Why I Quit Google and Built an App that Teaches Personal Finance to Kids

Kids, Finance

Many of my friends thought I was crazy to leave a great position at Google to help parents and kids learn about money. Maybe they’re right.

Building a creative, engaging app to teach financial literacy to kids is challenging. But it’s also important work.

Given that many schools aren’t yet teaching personal finance in the classroom, I felt compelled to make this work my mission.

I founded Pennybox with a simple yet audacious goal: educate kids and families about money. Before I started coding, I spoke with hundreds of parents and asked them this question: Do you teach your kids about money and what are the results?

What I learned was surprising: while all parents thought that financial education was important to the well being of their children, few actively taught financial topics at home, or felt empowered or sufficiently skilled to do so.

How my parents taught me about money
When I was younger, my parents gave me a book about fun ways to earn and save money. I remember reading it and appreciating the photos of money and the story about how a pile of coins would grow over time if managed properly. I was fascinated from the start.

I was lucky. My parents had taken time to buy me the book, and made sure I read and understood it. Even better, they provided me a hands-on environment in which to apply and practice the lessons I learned.

They called this “learning by doing.”

They’d give me small amounts of money for doing chores and helping out around the community. By “learning on the job” the lessons I read came to life. I was able to gain a deeper understanding of important topics, like how to budget and save.

For kids unable to learn about money at home, the classroom should be an obvious place to turn. But this isn’t the case. Only 17 US states require any financial education for their students. Ultimately when kids are “undereducated” about money, society picks up the bill.

Technology is a perfect medium to help solve this problem.

Lessons that I’m building Pennybox around
Below, I’ve distilled the key lessons from my experiences with money. These are the most important lessons I learned and it is my desire to pass this knowledge on?—?to you or your own children, to your friends that have kids, and to anyone that is struggling to maintain their financial health. And they are insights I’m building into Pennybox.

Lesson #1: Earn real money for doing real things
Key Takeaway: A dollar earned is a good thing

When I was in high school I had a summer job. My duties were primarily janitorial, and I earned minimum wage. Nothing taught me faster the value of money than counting how much I earned per hour and multiplying the number of hours I worked times my pay rate.

My daily take home salary was roughly $25. After that job I saw price tags?—?for food, clothes, travel, and education?—?in a very different light. I thought about costs not just in terms of money but in terms of time.

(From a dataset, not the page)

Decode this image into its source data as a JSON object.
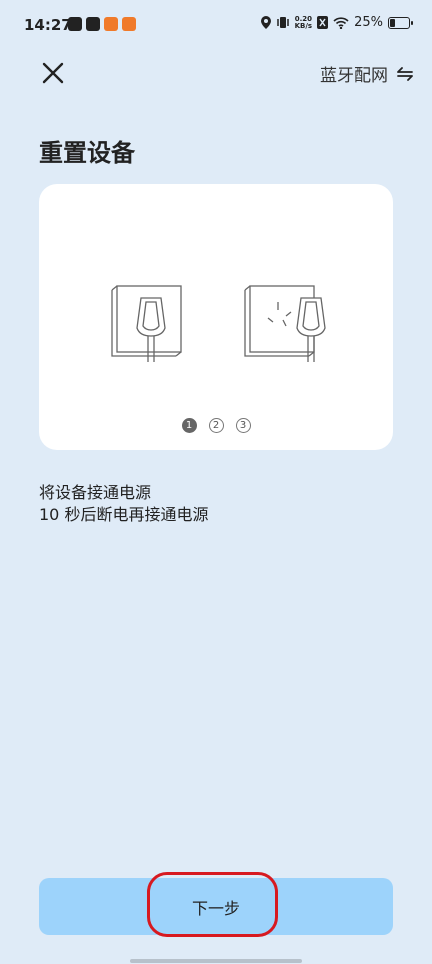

I had never appreciated this relationship until I first started working and began earning real money for doing real things.

Lesson #2: Save
Key Takeaway: Don’t end up like Gorbachev’s economy

During the Cold War, former USSR leader Mikhail Gorbachev was asked about the health of the Soviet economy. He replied: “good.” When pressed to explain his answer in more than one word, he answered: “not good.”

This story reminds me of many people’s attitudes towards saving. If you ask your friends if saving money is important, they will all reply yes. But how many actually do so?

In order to build an economic foundation, real money must actually be saved and set aside.

Lesson #3: Invest
Key Takeaway: Love is a powerful force, but so is compound interest. Invest for the future.

A child was once asked during an exam: “what is the strongest force on earth?” Their reply: “love.”
While the sentiment is certainly admirable, a more scientifically correct answer would have been the strong nuclear force.

I would argue that there is yet another force of almost equal strength: compound interest.
Investing wisely is crucial for making money work for you?—?or your kids?—?in the future.

Albert Einstein understood this well:
“Compound interest is the eighth wonder of the world. He who understands it, earns it…he who doesn’t…pays it.”?—?Albert Einstein

Lesson #4: Spend thoughtfully
Key takeaway: No matter how slow or fast, crossing the finish line is memorable. Get to the finish line.

Money should be earned, saved, and invested?—?in that order. Money that is left over should be spent thoughtfully.

The wise allocation of money is similar to the preservation of energy at the start of a long run. You need to expend resources, but make sure you have enough to make it to the finish line.

Know what you want and know what you need. Distinguish between the two in order to reach the end of the race.

Key Lesson #5: Donate
Key Takeaway: Be generous, be kind. Money is a tool. Use it to help others.

Anne Frank wrote that “no one has ever become poor by giving.”

If you’re reading this article a few things must be true:

  • you are literate
  • you have an internet connection
  • and you own at least one device.

You are doing quite well by global standards?—?and can afford to help others. But why wait until adulthood? Kids must learn that being financially literate is about taking some money and using it to empower charities, non-profits, or community initiatives. Children can learn to donate just like they learn to read and write.

I’m deeply grateful my parents gave me a book and a hands-on environment to learn basic money skills while I was a child.

A world where people are educated about money?—?and know how to earn, save, invest, spend thoughtfully, and donate?—?is a world I want to live in and one that Pennybox is trying to create.

~ Adam Naor, PennyBox ~